The most direct way to obtain the location is through the specific Location Providers implementation, each one using a different strategy for acquiring the data. There are several implementations for both, Position and Address providers, but lets analyze one simple for the time being, say Localnet.

Every Location Provider is defined through the following configuration files:

  • geoclue-localnet.xml: This file defines the exposed DBus methods and signals. The associated *Glue classes are generated from this file.
  • geoclue-localnet.provider: This file defines the settings of the Location Providers, like description, Dbus specification (path, service, iface), accuracy and some special features provided by the provider (e.g. automatic updates).
  • org.freedesktop.Geoclue.providers.Localnet: DBus service launcher file.

The Location Provider class, in this case called GeoclueLocalnet, should inherit from the GcProvider abstract class, which implements the GcIfaceGeoclue interface. It also should implement the abstract methods defined in the corresponding generated *Glue class, which allows the provider to receive calls through the DBus system or session bus.

Location Data Containers

In order to retrieve different kind of Location data there are several classes defined for that purpose, all of them derived classes from GeoclueProvider. This class holds a DBus proxy object to the instance which actually implement the Location mechanism. The specific provider container instantiated, GeoclueAddress for instance, should receive the DBus service specification (path, service); in the case of the Localnet example, it would be  org.freedesktop.Geoclue.Providers.Localent and /org/freedesktop/Geoclue/Providers/Localnet.

Master Provider

The Master provider is designed by a client/server structure, where the server holds a reference to a DBus proxy object to the selected Location provider. The client will evaluate the available providers choosing the best one, following a provider selection algorithm and based on the user requirements.

The Master server could attend several clients and it monitors the currently selected Location Provider, notifying all the clients any status transition and events,  or even the change of the selected provider.

Both components, client and server, are accessed through the DBus interface, org.freedesktop.Geolcue.MasterClient and org.freedesktop.Geolcue.Master interfaces respectively.

Master client/server

As commented before, the Master Provider has a client/server based design; the server is defined as a singleton of the class GeoclueMaster and its the responsible of the clients instantiation.

The GeoclueMasterClient class instances are the ones used for external applications to interact with the Location framework. It creates the necessary providers (Address, Position, Velocity, …) associated to the Master DBus interface (org,freedesktop,Geoclue.MasterClient. The corresponding GcMasterClient instance will receive all the requests, forwarded thought the Master Dbus interface (org.freedesktop.Geoclue.Master) to the Master server, which will derive the call to the selected Location Provider, using the specific provider DBus interface (org.freedesktop.Geoclue.Providers.Localnet).

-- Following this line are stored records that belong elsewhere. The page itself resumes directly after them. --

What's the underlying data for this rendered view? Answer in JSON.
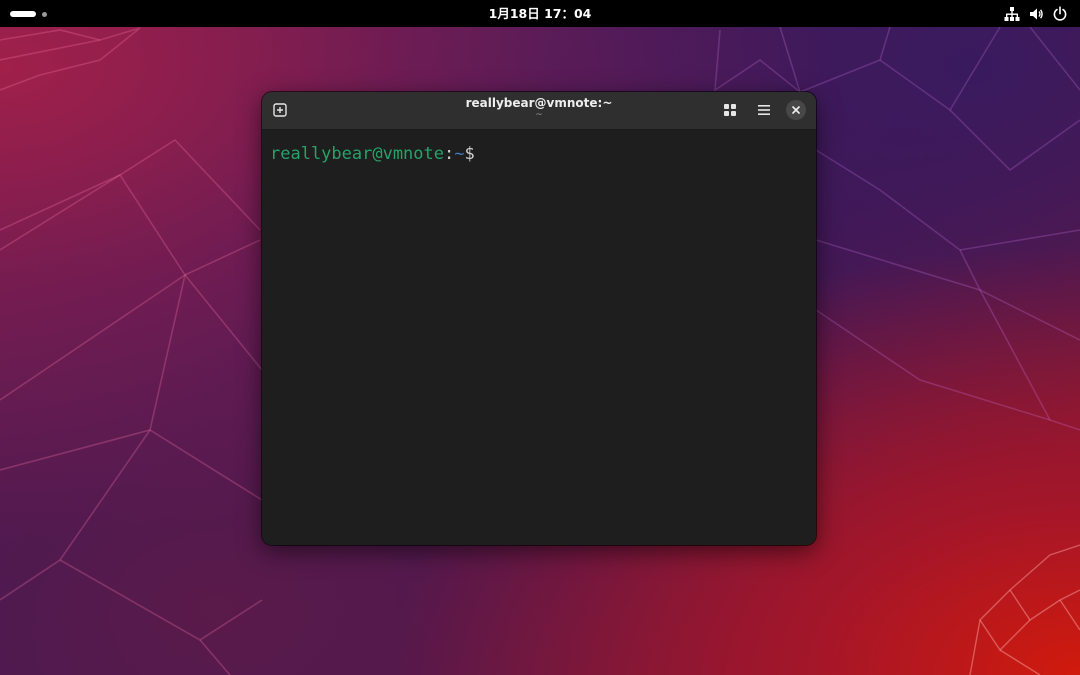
{
  "topbar": {
    "clock": "1月18日  17：04",
    "icons": [
      "network-icon",
      "volume-icon",
      "power-icon"
    ]
  },
  "terminal": {
    "title": "reallybear@vmnote:~",
    "subtitle": "~",
    "prompt": {
      "user_host": "reallybear@vmnote",
      "separator": ":",
      "path": "~",
      "symbol": "$"
    },
    "colors": {
      "user_host": "#26a269",
      "path": "#3d7ab8",
      "background": "#1e1e1e",
      "headerbar": "#2f2f2f"
    }
  }
}
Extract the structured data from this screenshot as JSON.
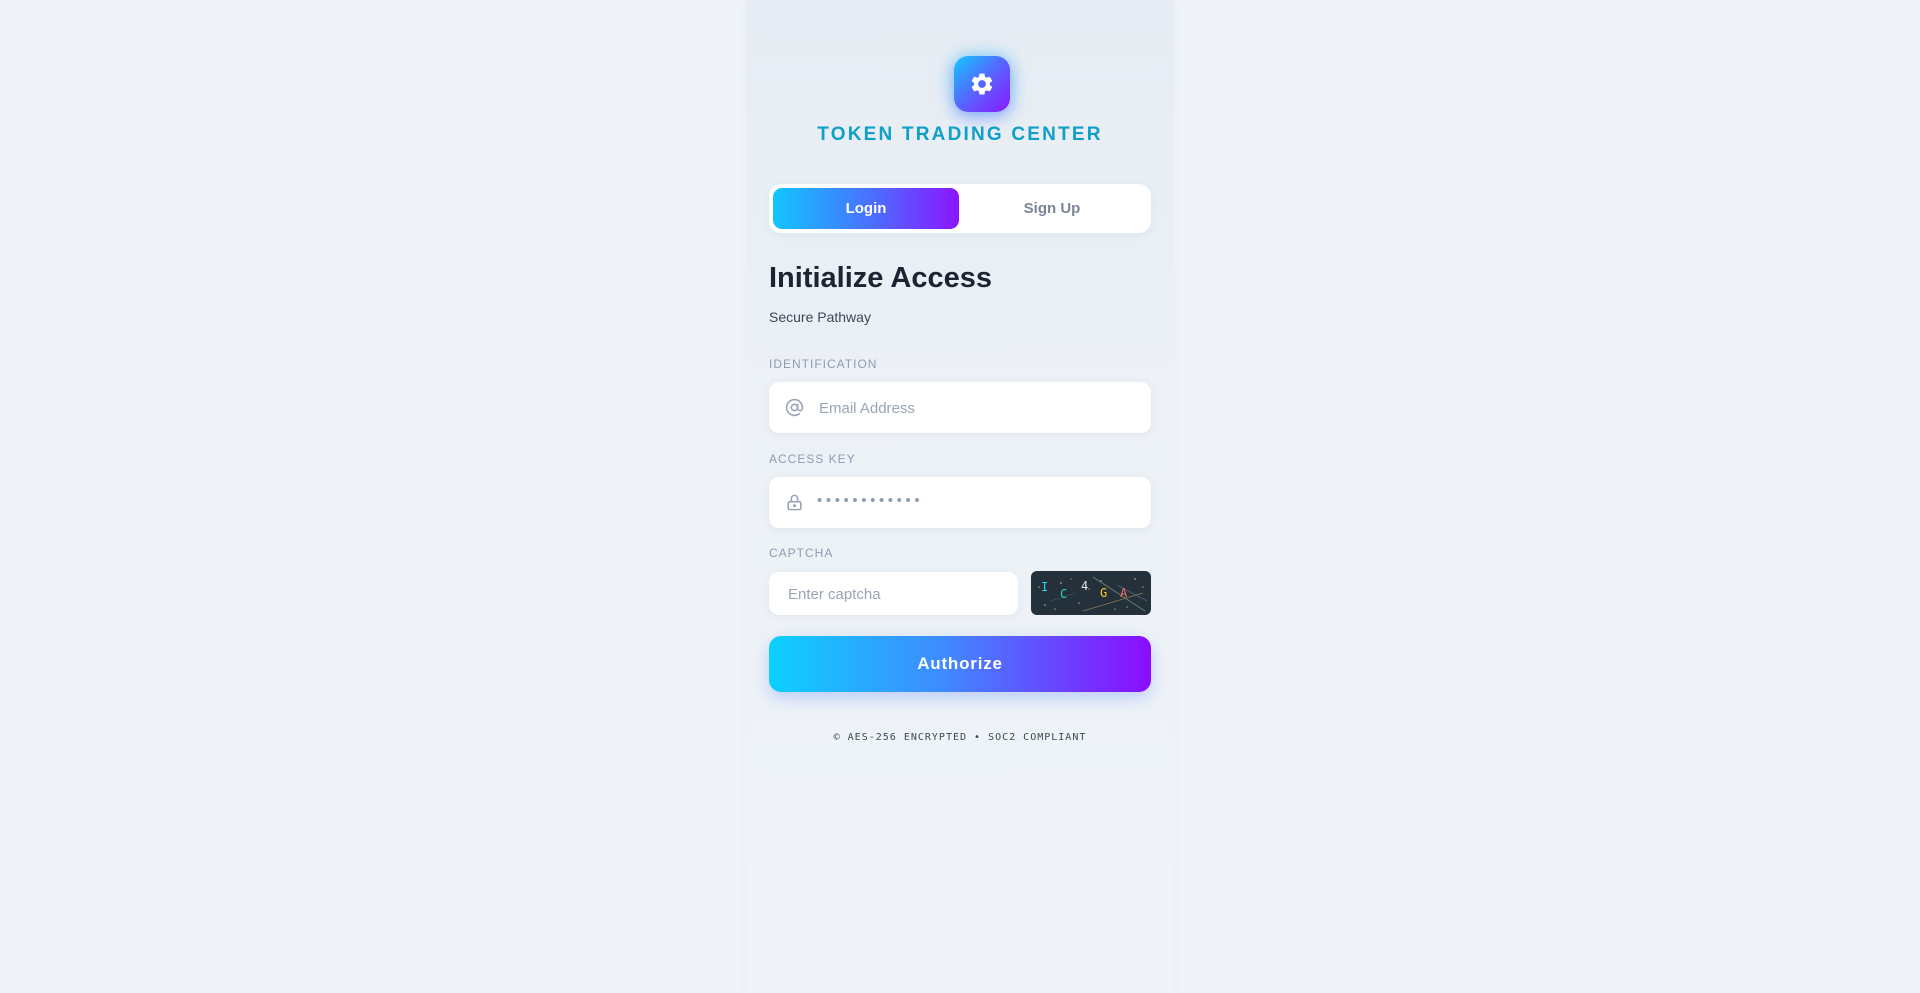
{
  "brand": {
    "title": "TOKEN TRADING CENTER",
    "logo_icon": "gear-icon"
  },
  "auth_tabs": {
    "login_label": "Login",
    "signup_label": "Sign Up",
    "active": "Login"
  },
  "form": {
    "heading": "Initialize Access",
    "subheading": "Secure Pathway",
    "email": {
      "label": "IDENTIFICATION",
      "placeholder": "Email Address",
      "icon": "at-sign-icon"
    },
    "password": {
      "label": "ACCESS KEY",
      "value_masked": "••••••••••••",
      "icon": "lock-icon"
    },
    "captcha": {
      "label": "CAPTCHA",
      "placeholder": "Enter captcha",
      "image_chars": [
        "I",
        "C",
        "4",
        "G",
        "A"
      ],
      "image_char_colors": [
        "#22d3ee",
        "#2dd4bf",
        "#e5e7eb",
        "#facc15",
        "#f87171"
      ]
    },
    "submit_label": "Authorize"
  },
  "footer": {
    "text": "© AES-256 ENCRYPTED • SOC2 COMPLIANT"
  },
  "colors": {
    "accent_cyan": "#12c6ff",
    "accent_purple": "#8b14ff",
    "brand_text": "#0ea0c8"
  }
}
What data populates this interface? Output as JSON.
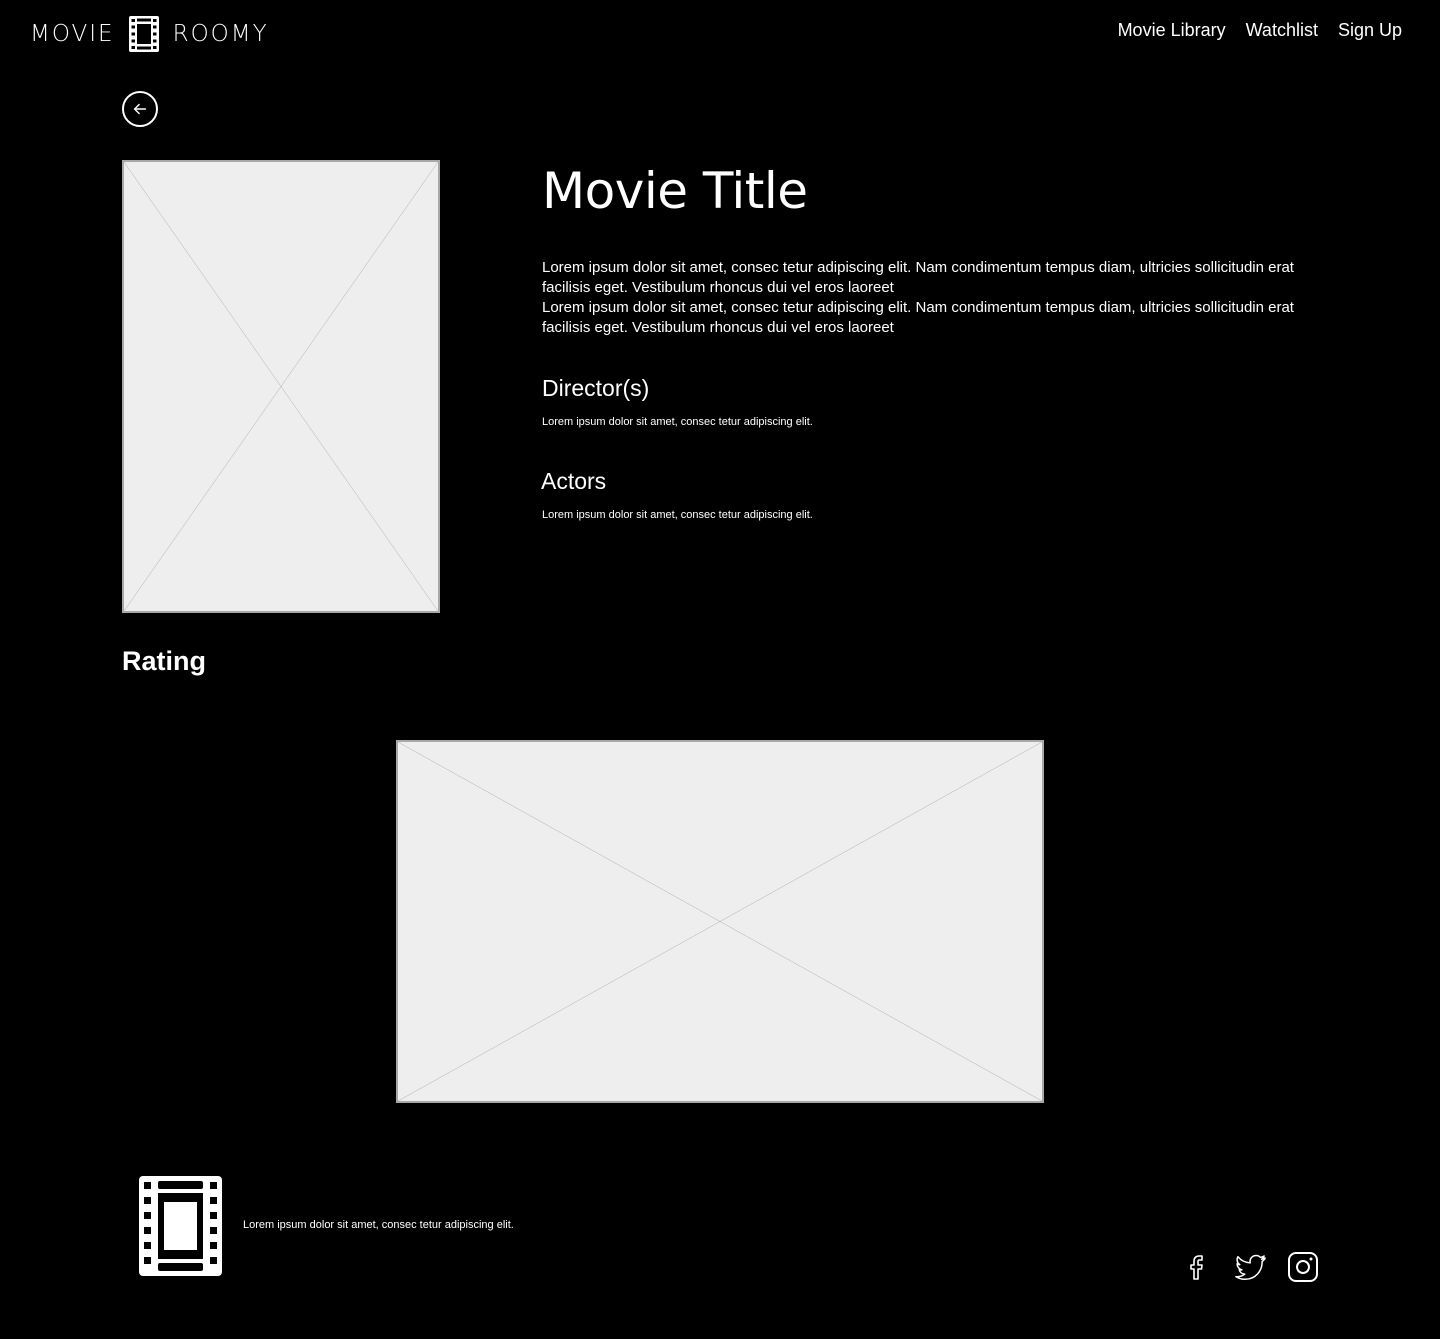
{
  "header": {
    "logo_left": "MOVIE",
    "logo_right": "ROOMY",
    "nav": [
      {
        "label": "Movie Library"
      },
      {
        "label": "Watchlist"
      },
      {
        "label": "Sign Up"
      }
    ]
  },
  "movie": {
    "title": "Movie Title",
    "description_1": "Lorem ipsum dolor sit amet, consec tetur adipiscing elit. Nam condimentum tempus diam, ultricies sollicitudin erat facilisis eget. Vestibulum rhoncus dui vel eros laoreet",
    "description_2": "Lorem ipsum dolor sit amet, consec tetur adipiscing elit. Nam condimentum tempus diam, ultricies sollicitudin erat facilisis eget. Vestibulum rhoncus dui vel eros laoreet",
    "directors_heading": "Director(s)",
    "directors_text": "Lorem ipsum dolor sit amet, consec tetur adipiscing elit.",
    "actors_heading": "Actors",
    "actors_text": "Lorem ipsum dolor sit amet, consec tetur adipiscing elit."
  },
  "rating": {
    "heading": "Rating"
  },
  "footer": {
    "text": "Lorem ipsum dolor sit amet, consec tetur adipiscing elit.",
    "social_icons": [
      "facebook-icon",
      "twitter-icon",
      "instagram-icon"
    ]
  },
  "colors": {
    "background": "#000000",
    "text": "#ffffff",
    "placeholder_fill": "#eeeeee",
    "placeholder_stroke": "#a8a8a8"
  }
}
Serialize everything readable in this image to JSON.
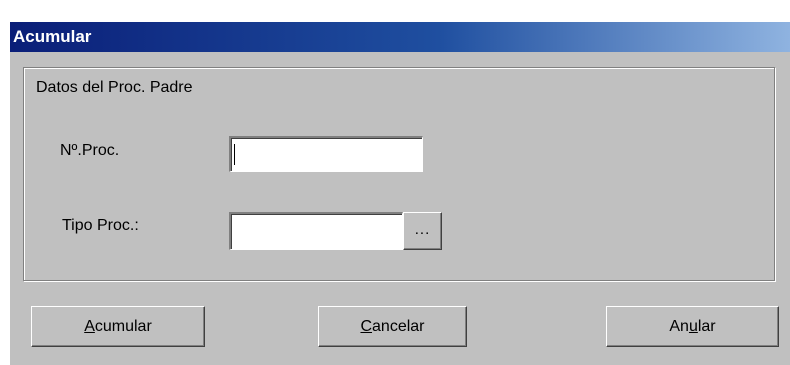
{
  "window": {
    "title": "Acumular"
  },
  "groupbox": {
    "legend": "Datos del Proc. Padre"
  },
  "fields": {
    "num_proc_label": "Nº.Proc.",
    "num_proc_value": "",
    "tipo_proc_label": "Tipo Proc.:",
    "tipo_proc_value": "",
    "browse_label": "..."
  },
  "buttons": {
    "acumular": {
      "mnemonic": "A",
      "rest": "cumular"
    },
    "cancelar": {
      "mnemonic": "C",
      "rest": "ancelar"
    },
    "anular": {
      "before": "An",
      "mnemonic": "u",
      "after": "lar"
    }
  },
  "colors": {
    "titlebar_start": "#0a1e78",
    "titlebar_end": "#8fb3e0",
    "face": "#c0c0c0"
  }
}
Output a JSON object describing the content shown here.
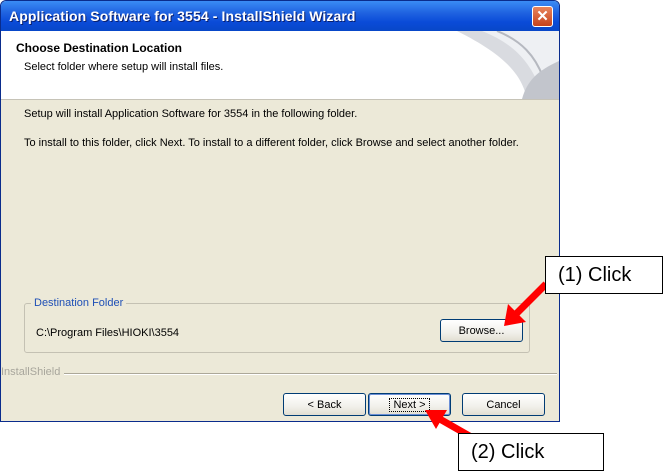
{
  "window": {
    "title": "Application Software for 3554 - InstallShield Wizard",
    "close_glyph": "✕"
  },
  "header": {
    "title": "Choose Destination Location",
    "subtitle": "Select folder where setup will install files."
  },
  "body": {
    "line1": "Setup will install Application Software for 3554 in the following folder.",
    "line2": "To install to this folder, click Next. To install to a different folder, click Browse and select another folder."
  },
  "destination": {
    "group_label": "Destination Folder",
    "path": "C:\\Program Files\\HIOKI\\3554",
    "browse_label": "Browse..."
  },
  "footer": {
    "brand": "InstallShield",
    "back_label": "< Back",
    "next_label": "Next >",
    "cancel_label": "Cancel"
  },
  "annotations": {
    "callout1": "(1) Click",
    "callout2": "(2) Click",
    "arrow_color": "#ff0000"
  },
  "icons": [
    "close-icon",
    "installer-art-icon",
    "callout-arrow-icon"
  ]
}
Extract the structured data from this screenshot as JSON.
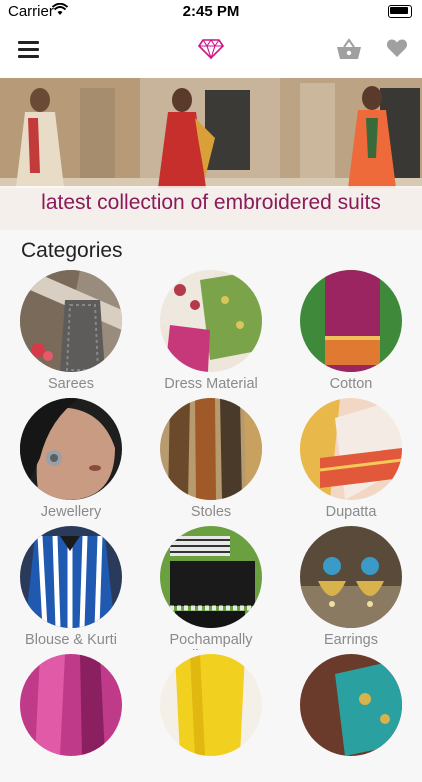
{
  "status_bar": {
    "carrier": "Carrier",
    "time": "2:45 PM"
  },
  "banner": {
    "caption": "latest collection of embroidered suits"
  },
  "section_title": "Categories",
  "categories": [
    {
      "label": "Sarees"
    },
    {
      "label": "Dress Material"
    },
    {
      "label": "Cotton"
    },
    {
      "label": "Jewellery"
    },
    {
      "label": "Stoles"
    },
    {
      "label": "Dupatta"
    },
    {
      "label": "Blouse & Kurti"
    },
    {
      "label": "Pochampally Handloom Pure"
    },
    {
      "label": "Earrings"
    },
    {
      "label": ""
    },
    {
      "label": ""
    },
    {
      "label": ""
    }
  ],
  "colors": {
    "accent": "#d0118a",
    "caption": "#8b1a5a",
    "icon_gray": "#a0a0a0"
  },
  "icons": [
    "wifi-icon",
    "battery-icon",
    "menu-icon",
    "diamond-icon",
    "basket-icon",
    "heart-icon"
  ]
}
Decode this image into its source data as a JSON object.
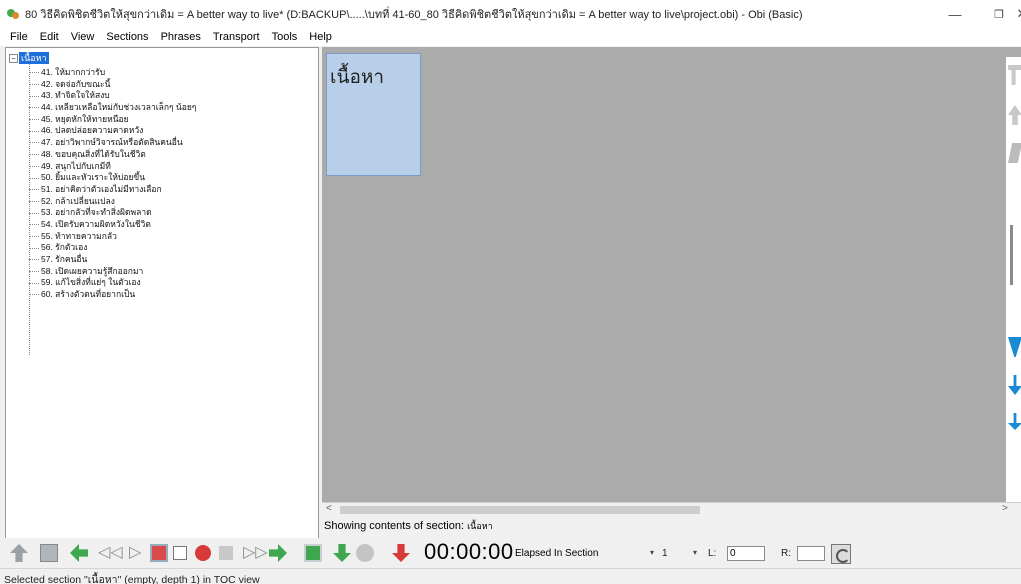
{
  "window": {
    "title": "80 วิธีคิดพิชิตชีวิตให้สุขกว่าเดิม = A better way to live* (D:BACKUP\\.....\\บทที่ 41-60_80 วิธีคิดพิชิตชีวิตให้สุขกว่าเดิม = A better way to live\\project.obi) - Obi (Basic)",
    "minimize_icon": "minimize-icon",
    "maximize_icon": "restore-icon",
    "close_icon": "close-icon",
    "min_glyph": "—",
    "max_glyph": "❐",
    "close_glyph": "✕"
  },
  "menu": {
    "items": [
      "File",
      "Edit",
      "View",
      "Sections",
      "Phrases",
      "Transport",
      "Tools",
      "Help"
    ]
  },
  "toc": {
    "root": "เนื้อหา",
    "expander": "−",
    "items": [
      "41. ให้มากกว่ารับ",
      "42. จดจ่อกับขณะนี้",
      "43. ทำจิตใจให้สงบ",
      "44. เหลียวเหลือใหม่กับช่วงเวลาเล็กๆ น้อยๆ",
      "45. หยุดหักให้ทายหนือย",
      "46. ปลดปล่อยความคาดหวัง",
      "47. อย่าวิพากษ์วิจารณ์หรือตัดสินคนอื่น",
      "48. ขอบคุณสิ่งที่ได้รับในชีวิต",
      "49. สนุกไปกับเกมีที",
      "50. ยิ้มและหัวเราะให้บ่อยขึ้น",
      "51. อย่าคิดว่าตัวเองไม่มีทางเลือก",
      "52. กล้าเปลี่ยนแปลง",
      "53. อย่ากลัวที่จะทำสิ่งผิดพลาด",
      "54. เปิดรับความผิดหวังในชีวิต",
      "55. ท้าทายความกลัว",
      "56. รักตัวเอง",
      "57. รักคนอื่น",
      "58. เปิดเผยความรู้สึกออกมา",
      "59. แก้ไขสิ่งที่แย่ๆ ในตัวเอง",
      "60. สร้างตัวตนที่อยากเป็น"
    ]
  },
  "content": {
    "section_strip_label": "เนื้อหา",
    "showing_prefix": "Showing contents of section:",
    "showing_section": "เนื้อหา",
    "scroll_left": "<",
    "scroll_right": ">"
  },
  "transport": {
    "time": "00:00:00",
    "time_mode": "Elapsed In Section",
    "level_value": "1",
    "dropdown_arrow": "▾",
    "l_label": "L:",
    "l_value": "0",
    "r_label": "R:",
    "r_value": ""
  },
  "status": {
    "text": "Selected section \"เนื้อหา\" (empty, depth 1) in TOC view"
  },
  "colors": {
    "accent_blue": "#1e6fd9",
    "green": "#3fa84f",
    "red": "#d83a3a",
    "strip_bg": "#b8cfe9",
    "content_bg": "#ababab"
  }
}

And thats all; there are other components, like the connectivity manager and the related interfaces, or the web services supporting classes, but i think the contents described in this post are far enough to understand how GeoClue works, or at least, to show what a complex structure it has.

The following sequence diagram could help to understand how the classes interact to get the address, for instance:

A more interesting debate would be if such a complex design is necessary, or if the advantages it provides, in terms of flexibility and generalization, are enough to justify that, or even they could be obtained as a result of a different design, perhaps simpler. But such an interesting debate will take place in future posts 😉 stay tunned.